Having said that, people are great and it’s really fun to give a big update and tell them where I’m at. Last month, when I got done with all the rough mixes and everything was recorded that’s going to go on all the parts, it was fun to tell everybody, ‘Look, here’s where it is, and we can see light at the end of the tunnel now.’ I just have to get all the rewards going and mix it this fall and we’ll be good to go.
If there was a (purely hypothetical) biopic movie of your life coming out either this year or next year, who would you want to play your role, and who do you see playing any of the other guys in your band, like Ric (Menck) and Paul (Chastain)?
MS: Ha! This is great. I wish I had a couple days to think about this. There’s a guy who looks like I looked when I was young. People tell me, ‘That guy reminds me of you.’ To me, he’s much cooler than me, and also a really cool actor. His name is Michael Pitt. He played Jimmy Darmody, the young, up-and-coming bootlegger guy on Boardwalk Empire.
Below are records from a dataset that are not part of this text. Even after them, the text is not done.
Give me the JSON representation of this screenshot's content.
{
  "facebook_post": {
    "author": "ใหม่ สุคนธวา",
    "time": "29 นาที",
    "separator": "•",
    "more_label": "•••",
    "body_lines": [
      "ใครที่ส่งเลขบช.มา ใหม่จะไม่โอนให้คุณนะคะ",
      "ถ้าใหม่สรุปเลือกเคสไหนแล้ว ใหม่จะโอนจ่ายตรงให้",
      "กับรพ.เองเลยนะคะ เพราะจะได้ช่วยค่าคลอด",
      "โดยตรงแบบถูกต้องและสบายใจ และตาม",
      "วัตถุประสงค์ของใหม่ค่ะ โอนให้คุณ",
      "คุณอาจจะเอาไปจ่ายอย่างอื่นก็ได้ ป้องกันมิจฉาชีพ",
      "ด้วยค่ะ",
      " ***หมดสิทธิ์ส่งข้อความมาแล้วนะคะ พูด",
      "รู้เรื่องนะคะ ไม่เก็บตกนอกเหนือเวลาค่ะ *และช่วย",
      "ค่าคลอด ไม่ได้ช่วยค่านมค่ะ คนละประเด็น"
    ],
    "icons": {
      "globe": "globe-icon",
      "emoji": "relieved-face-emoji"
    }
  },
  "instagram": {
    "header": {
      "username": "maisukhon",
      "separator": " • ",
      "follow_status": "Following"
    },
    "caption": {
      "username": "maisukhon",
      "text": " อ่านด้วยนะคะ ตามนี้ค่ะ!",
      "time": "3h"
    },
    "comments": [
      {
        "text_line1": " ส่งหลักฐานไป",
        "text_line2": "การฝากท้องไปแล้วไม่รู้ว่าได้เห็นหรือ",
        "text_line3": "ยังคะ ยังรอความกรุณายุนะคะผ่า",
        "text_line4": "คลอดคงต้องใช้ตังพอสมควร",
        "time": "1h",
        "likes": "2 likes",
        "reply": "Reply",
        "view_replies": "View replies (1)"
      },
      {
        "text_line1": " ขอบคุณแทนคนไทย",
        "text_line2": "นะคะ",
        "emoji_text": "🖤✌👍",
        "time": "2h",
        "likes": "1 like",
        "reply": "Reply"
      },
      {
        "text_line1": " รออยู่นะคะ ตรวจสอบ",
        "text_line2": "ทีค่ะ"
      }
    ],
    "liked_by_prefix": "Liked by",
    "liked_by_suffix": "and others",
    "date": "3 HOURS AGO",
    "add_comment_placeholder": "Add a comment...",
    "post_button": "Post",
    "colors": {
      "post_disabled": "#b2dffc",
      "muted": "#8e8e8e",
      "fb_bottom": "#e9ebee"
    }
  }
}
We may not really look that much alike, but he’s cooler than me and somewhat similar.
He can play me, and then, god, who could be Menck? Who’s really tall? You need someone tall and skinny so that’s the actor. Paul would be a smaller guy. I don’t know, I just have to think a little bit more about casting those two because it would have to really be right. In a way, Steve Buscemi would be good as Ric, but he’s not tall enough and he’s too old to be with Michael Pitt. Meet the older and the youngers, you know? Buscemi has the personality that’s a little more like Ric. But no, it can’t be all people from Boardwalk Empire!
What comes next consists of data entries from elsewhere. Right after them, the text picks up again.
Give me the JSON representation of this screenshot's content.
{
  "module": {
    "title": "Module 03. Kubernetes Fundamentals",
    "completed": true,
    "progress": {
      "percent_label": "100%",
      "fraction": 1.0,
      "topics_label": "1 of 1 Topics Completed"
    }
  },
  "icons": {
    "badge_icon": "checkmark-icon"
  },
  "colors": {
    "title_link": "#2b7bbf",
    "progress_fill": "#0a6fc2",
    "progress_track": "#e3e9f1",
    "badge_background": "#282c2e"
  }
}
Concert/photo recap, Music Box Supper Club, Cleveland, 9.13.2016
Instead of bootlegged whiskey, Matthew Sweet has been chord-running an intoxicating collection of hits and fan favorites as his fall tour winds through the Midwest and toward the Atlantic coast. His visit to Cleveland’s Music Box Supper Club proved to be another outstanding performance that his devoted listeners have come to love.
The night began with a rousing performance from Cleveland’s Chris Allen, known for his work in the bands Rosavelt and The Boys From County Hell. His brand of hard-strumming heartland rock with a subtle touch of Telecaster twang was a perfect match for the evening. Joined by Tom Prebish on bass, and Fred Perez-Stable on congas and percussion (instead of the usual drum kit because the kit couldn’t fit on stage in front of all of Sweet’s band’s gear), the trio delivered a strong, yet intimate set that included several Rosavelt favorites, like The Last Heartache and Perfect Girl.
Matthew Sweet arrived on stage to a packed seated house. As usual, he was joined by Ric Menck on drums and Paul Chastain on bass, both long-serving bandmates and the core duo of Velvet Crush, and featured the incredible non-stop talents of John Moremen on solo guitar.
Matthew’s set covered plenty of his popular singles, like Girlfriend, Sick of Myself, and Time Capsule, and also showcased signature tunes from his recent releases, such as Byrdgirl and She Walks The Night. By the end of the night, the crowd of steadfast fans in the audience got more hits and rock sweetness then they bargained for.
For more details on east coast tour dates and venues, and more news on the upcoming album, visit Matthew Sweet’s official website.